Live as if you've just been born

Close-up of statue of an Asian lady surrounded by cornflowers and poppies.
The Lady in the garden, representing mindfulness at Evergreen.

I’ve been writing weekly on the general topic of mindfulness for four and a half years and yet I still hesitate to write this particular blog.

I wrote the heading a couple of months ago and it’s been haunting me ever since. Every time I turn on the computer, the little document icon labelled “What is Mindfulness?” flashes at me, daring me to do something about it. Hardly a mindful way to live!

One tricky thing about trying to define mindfulness is that it has become a cliché implying someone sitting on a cushion with legs crossed, eyes closed, and palms upwards on the lap, murmuring om. This ancient practice has proven benefits, but mindfulness has a much larger application.

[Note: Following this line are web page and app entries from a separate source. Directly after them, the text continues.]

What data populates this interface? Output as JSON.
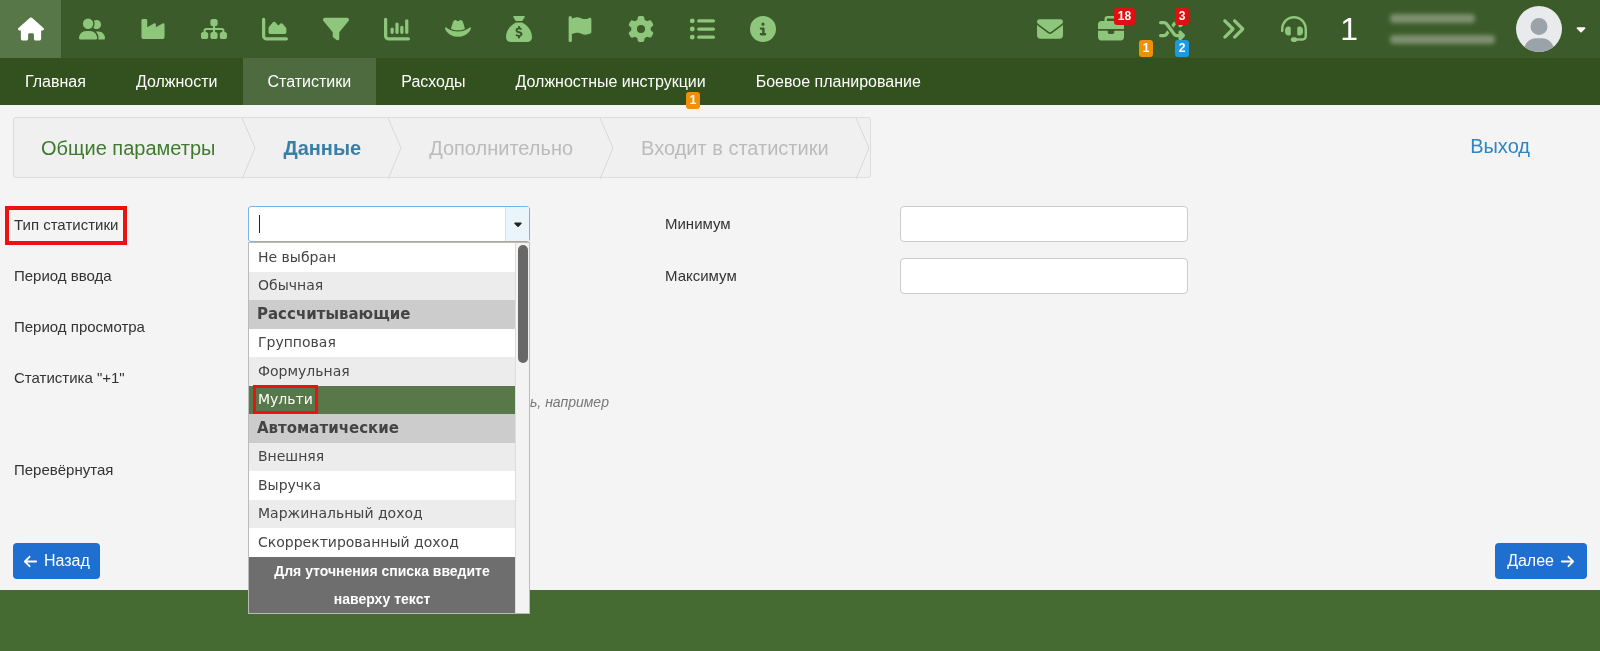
{
  "toolbar": {
    "icons": [
      {
        "kind": "home",
        "selected": true
      },
      {
        "kind": "users",
        "selected": false
      },
      {
        "kind": "factory",
        "selected": false
      },
      {
        "kind": "sitemap",
        "selected": false
      },
      {
        "kind": "chart-area",
        "selected": false
      },
      {
        "kind": "filter",
        "selected": false
      },
      {
        "kind": "chart-bar",
        "selected": false
      },
      {
        "kind": "hat",
        "selected": false
      },
      {
        "kind": "money-bag",
        "selected": false
      },
      {
        "kind": "flag",
        "selected": false
      },
      {
        "kind": "gear",
        "selected": false
      },
      {
        "kind": "list",
        "selected": false
      },
      {
        "kind": "info",
        "selected": false
      }
    ],
    "right_icons": [
      {
        "kind": "mail"
      },
      {
        "kind": "briefcase",
        "badge_top": {
          "text": "18",
          "color": "#e01010"
        }
      },
      {
        "kind": "shuffle",
        "badge_top": {
          "text": "3",
          "color": "#e01010"
        },
        "badge_bottom_left": {
          "text": "1",
          "color": "#f0900a"
        },
        "badge_bottom_right": {
          "text": "2",
          "color": "#1a9ae0"
        }
      },
      {
        "kind": "forward"
      },
      {
        "kind": "headset"
      }
    ],
    "counter": "1"
  },
  "nav": {
    "tabs": [
      {
        "label": "Главная",
        "selected": false
      },
      {
        "label": "Должности",
        "selected": false
      },
      {
        "label": "Статистики",
        "selected": true
      },
      {
        "label": "Расходы",
        "selected": false
      },
      {
        "label": "Должностные инструкции",
        "selected": false,
        "badge": "1"
      },
      {
        "label": "Боевое планирование",
        "selected": false
      }
    ]
  },
  "wizard": {
    "steps": [
      {
        "label": "Общие параметры",
        "completed": true,
        "current": false
      },
      {
        "label": "Данные",
        "completed": false,
        "current": true
      },
      {
        "label": "Дополнительно",
        "completed": false,
        "current": false
      },
      {
        "label": "Входит в статистики",
        "completed": false,
        "current": false
      }
    ],
    "exit": "Выход"
  },
  "form": {
    "left_fields": [
      {
        "label": "Тип статистики",
        "highlighted": true
      },
      {
        "label": "Период ввода",
        "highlighted": false
      },
      {
        "label": "Период просмотра",
        "highlighted": false
      },
      {
        "label": "Статистика \"+1\"",
        "highlighted": false
      },
      {
        "label": "Перевёрнутая",
        "highlighted": false
      }
    ],
    "hint": "ь, например",
    "right_fields": [
      {
        "label": "Минимум"
      },
      {
        "label": "Максимум"
      }
    ]
  },
  "dropdown": {
    "items": [
      {
        "kind": "option",
        "label": "Не выбран",
        "selected": false,
        "highlighted": false
      },
      {
        "kind": "option",
        "label": "Обычная",
        "selected": false,
        "highlighted": false
      },
      {
        "kind": "group",
        "label": "Рассчитывающие"
      },
      {
        "kind": "option",
        "label": "Групповая",
        "selected": false,
        "highlighted": false
      },
      {
        "kind": "option",
        "label": "Формульная",
        "selected": false,
        "highlighted": false
      },
      {
        "kind": "option",
        "label": "Мульти",
        "selected": true,
        "highlighted": true
      },
      {
        "kind": "group",
        "label": "Автоматические"
      },
      {
        "kind": "option",
        "label": "Внешняя",
        "selected": false,
        "highlighted": false
      },
      {
        "kind": "option",
        "label": "Выручка",
        "selected": false,
        "highlighted": false
      },
      {
        "kind": "option",
        "label": "Маржинальный доход",
        "selected": false,
        "highlighted": false
      },
      {
        "kind": "option",
        "label": "Скорректированный доход",
        "selected": false,
        "highlighted": false
      }
    ],
    "footer": "Для уточнения списка введите наверху текст"
  },
  "buttons": {
    "back": "Назад",
    "next": "Далее"
  }
}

It can be brought to moments when life is going off all around you like firecrackers on New Year’s Eve.

Another tricky thing about mindfulness is that it’s the opposite of what it seems to mean.

Mindfulness isn’t focussing on your mind.

To bring some clarity to this tricky subject, let’s look at the opposite of mindfulness.

Normally, no matter what happens to you, you have a strong, immediate opinion about it. It’s good or bad; it should be, or it shouldn’t be. It’s difficult or disastrous or diabolical. These automatic opinions make you react. You’re jerked about like a clumsy puppet by your thoughts. You become angry or annoyed. You fume or fret. You ridicule or revile. Your emotional reactions follow your thoughts, spewing forth in a volcanic manner reminding bystanders of Mt Vesuvius in 79 CE. This is not mindfulness. This is madness.